In comparison to other point guards, Augustin rates out fairly well. D.J. has the third lowest turnover rate among lead guards, 15th best PER, the 18th highest assist rate and the 11th best true shooting percentage. Those ranks make Augustin out to be a middle of the pack point guard in todays game and that’s what he is. There’s no shame in that, though, especially considering what was expected of him coming into the season. Most experts (again, including myself) thought the Bobcats would suffer a major setback this season after the loss of point guard Raymond Felton, who signed with the Knicks in the off-season.
Well, the Bobcats do have a worse record than the Knicks to this point, but they are currently the eighth seed in the Eastern Conference (which is where they were last season) and the individual performance of Augustin compares well to that of Felton. Take a look at this chart comparing their numbers.
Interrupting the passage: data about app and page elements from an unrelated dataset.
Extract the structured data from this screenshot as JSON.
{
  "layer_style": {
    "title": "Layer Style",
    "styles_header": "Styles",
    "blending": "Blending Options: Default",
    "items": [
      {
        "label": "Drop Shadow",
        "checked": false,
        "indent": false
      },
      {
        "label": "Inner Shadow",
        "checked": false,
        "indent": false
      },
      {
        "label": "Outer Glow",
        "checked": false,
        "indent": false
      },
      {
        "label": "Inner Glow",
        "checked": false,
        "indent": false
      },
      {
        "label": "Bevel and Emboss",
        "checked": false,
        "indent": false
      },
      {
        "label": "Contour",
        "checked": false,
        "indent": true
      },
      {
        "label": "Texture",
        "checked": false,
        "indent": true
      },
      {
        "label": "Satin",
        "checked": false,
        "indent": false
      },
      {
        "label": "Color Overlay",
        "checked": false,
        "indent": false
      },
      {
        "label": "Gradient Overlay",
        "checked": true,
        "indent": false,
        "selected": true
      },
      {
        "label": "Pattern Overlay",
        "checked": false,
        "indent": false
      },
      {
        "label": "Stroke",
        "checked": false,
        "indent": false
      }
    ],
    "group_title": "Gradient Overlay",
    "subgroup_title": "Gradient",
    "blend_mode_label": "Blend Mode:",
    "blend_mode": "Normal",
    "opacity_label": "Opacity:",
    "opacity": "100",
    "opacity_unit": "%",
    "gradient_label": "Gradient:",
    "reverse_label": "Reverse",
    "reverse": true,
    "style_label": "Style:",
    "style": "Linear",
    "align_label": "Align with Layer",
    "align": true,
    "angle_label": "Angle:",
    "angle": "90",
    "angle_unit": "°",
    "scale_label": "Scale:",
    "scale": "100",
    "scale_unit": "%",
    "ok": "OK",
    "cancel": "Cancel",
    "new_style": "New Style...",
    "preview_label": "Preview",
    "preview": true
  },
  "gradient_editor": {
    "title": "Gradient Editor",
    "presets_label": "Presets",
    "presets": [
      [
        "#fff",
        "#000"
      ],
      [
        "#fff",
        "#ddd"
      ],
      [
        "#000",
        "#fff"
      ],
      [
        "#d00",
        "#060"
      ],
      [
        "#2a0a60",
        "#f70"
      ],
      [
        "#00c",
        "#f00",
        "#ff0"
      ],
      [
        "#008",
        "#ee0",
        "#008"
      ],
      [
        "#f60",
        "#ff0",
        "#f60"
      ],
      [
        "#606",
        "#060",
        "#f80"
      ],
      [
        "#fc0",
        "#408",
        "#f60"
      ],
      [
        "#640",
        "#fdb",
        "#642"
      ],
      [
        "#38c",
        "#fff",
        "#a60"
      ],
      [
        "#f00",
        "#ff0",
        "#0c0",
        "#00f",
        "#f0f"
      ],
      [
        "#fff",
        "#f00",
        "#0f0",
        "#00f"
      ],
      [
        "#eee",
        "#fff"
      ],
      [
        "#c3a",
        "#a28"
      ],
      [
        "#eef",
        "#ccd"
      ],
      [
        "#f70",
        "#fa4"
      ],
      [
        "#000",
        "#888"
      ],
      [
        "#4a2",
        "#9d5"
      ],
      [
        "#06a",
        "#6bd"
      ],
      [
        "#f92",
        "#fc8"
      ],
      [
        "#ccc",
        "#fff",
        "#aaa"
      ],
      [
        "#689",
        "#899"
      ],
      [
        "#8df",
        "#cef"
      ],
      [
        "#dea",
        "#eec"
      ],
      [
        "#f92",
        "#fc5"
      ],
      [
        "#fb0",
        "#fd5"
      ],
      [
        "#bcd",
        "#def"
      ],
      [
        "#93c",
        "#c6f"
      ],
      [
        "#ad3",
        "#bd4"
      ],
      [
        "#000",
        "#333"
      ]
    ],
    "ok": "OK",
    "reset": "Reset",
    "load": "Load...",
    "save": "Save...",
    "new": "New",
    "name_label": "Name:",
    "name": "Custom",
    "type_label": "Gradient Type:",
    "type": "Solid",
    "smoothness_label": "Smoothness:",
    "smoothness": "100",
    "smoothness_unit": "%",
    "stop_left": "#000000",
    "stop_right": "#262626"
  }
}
As you can see, Augustin trumps Felton in points per possession, which is widely regarded as the most telling offensive statistic. Augustin also has a significantly higher true shooting percentage, a better three-point percentage and a much better turnover rate. He trails Felton in PER by just a fraction of a point and the other categories that Felton has the advantage in are usage percentage (which does not rate performance but rather the amount of possessions a player uses) and rebound rate (by just .5). Overall, its tough to say that Augustin doesn’t have the statistical advantage over Felton and the eye test is starting to lean in Augustin’s favor as he has become much more assertive of late while Felton has been mired in a dreadful shooting slump.
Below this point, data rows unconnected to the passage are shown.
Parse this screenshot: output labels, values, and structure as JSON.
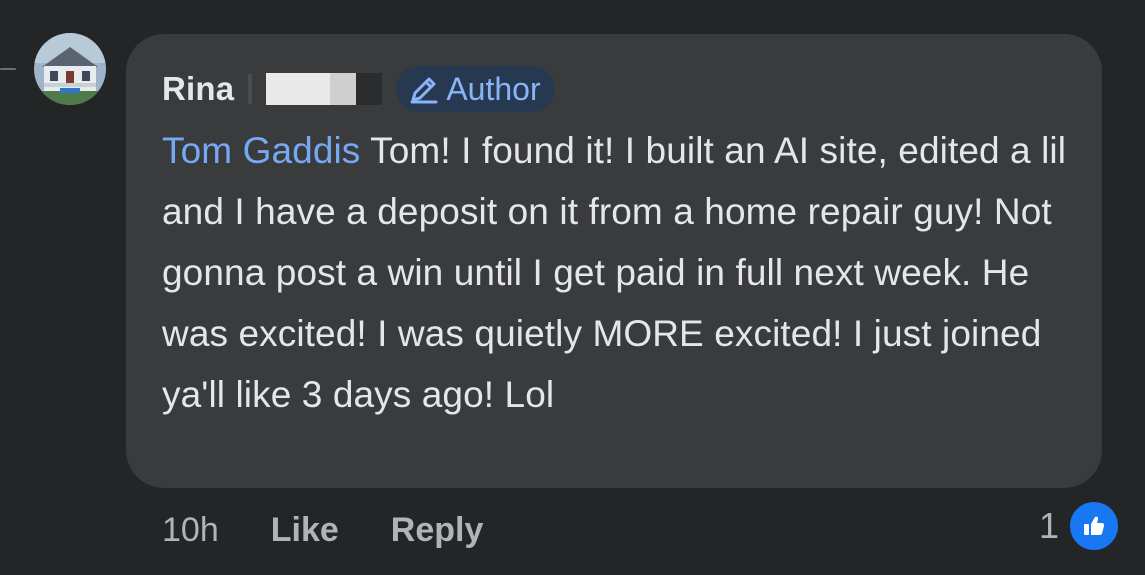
{
  "comment": {
    "author_name": "Rina",
    "author_badge": "Author",
    "mention": "Tom Gaddis",
    "text": " Tom! I found it! I built an AI site, edited a lil and I have a deposit on it from a home repair guy! Not gonna post a win until I get paid in full next week. He was excited! I was quietly MORE excited! I just joined ya'll like 3 days ago! Lol"
  },
  "actions": {
    "time": "10h",
    "like_label": "Like",
    "reply_label": "Reply"
  },
  "reactions": {
    "count": "1",
    "type": "like-reaction-icon",
    "color": "#1877f2"
  },
  "colors": {
    "background": "#242526",
    "bubble": "#3a3b3c",
    "mention": "#75a9f3",
    "badge_bg": "#263951",
    "badge_text": "#8ab4f8"
  }
}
Despite the fact that Augustin has been playing just as well as Felton this season, it is Felton that has been garnering some heavy consideration as an all-star candidate. I’m not saying Augustin is or should be an all-star and I know that the Knicks have an above .500 record while the Bobcats sit eight games below it, but he definitely deserves some attention for his play. Augustin has gone from Felton’s back-up that almost nobody believed could lead the Bobcats this season as the starting point guard to outperforming Felton at least statistically despite having a worse supporting cast around him. That’s pretty darn impressive, if you ask me.
Augustin may not be the best all-around point guard in the league but he is a good one and one that has improved vastly in a year’s time. Paul Silas should be very proud of his third year point guard. He’s making strides and is leading this Bobcats team quite well. There are a few teams right now that are right behind the Bobcats in pursuit of the last available playoff spot in the East and Tyrus Thomas’ injury, who has been fantastic for Charlotte on both ends this season, will likely hamper the Bobcats’ ability to remain in the eighth seed for long, but this team has been playing well under Paul Silas and he deserves a lot of credit for turning the tides after Larry Brown parted ways with the organization.
Augustin deserves his share of credit too, because he hasn’t gotten much of any to this point in his career. And now that he’s playing better than he ever has in his career, its about time he got some.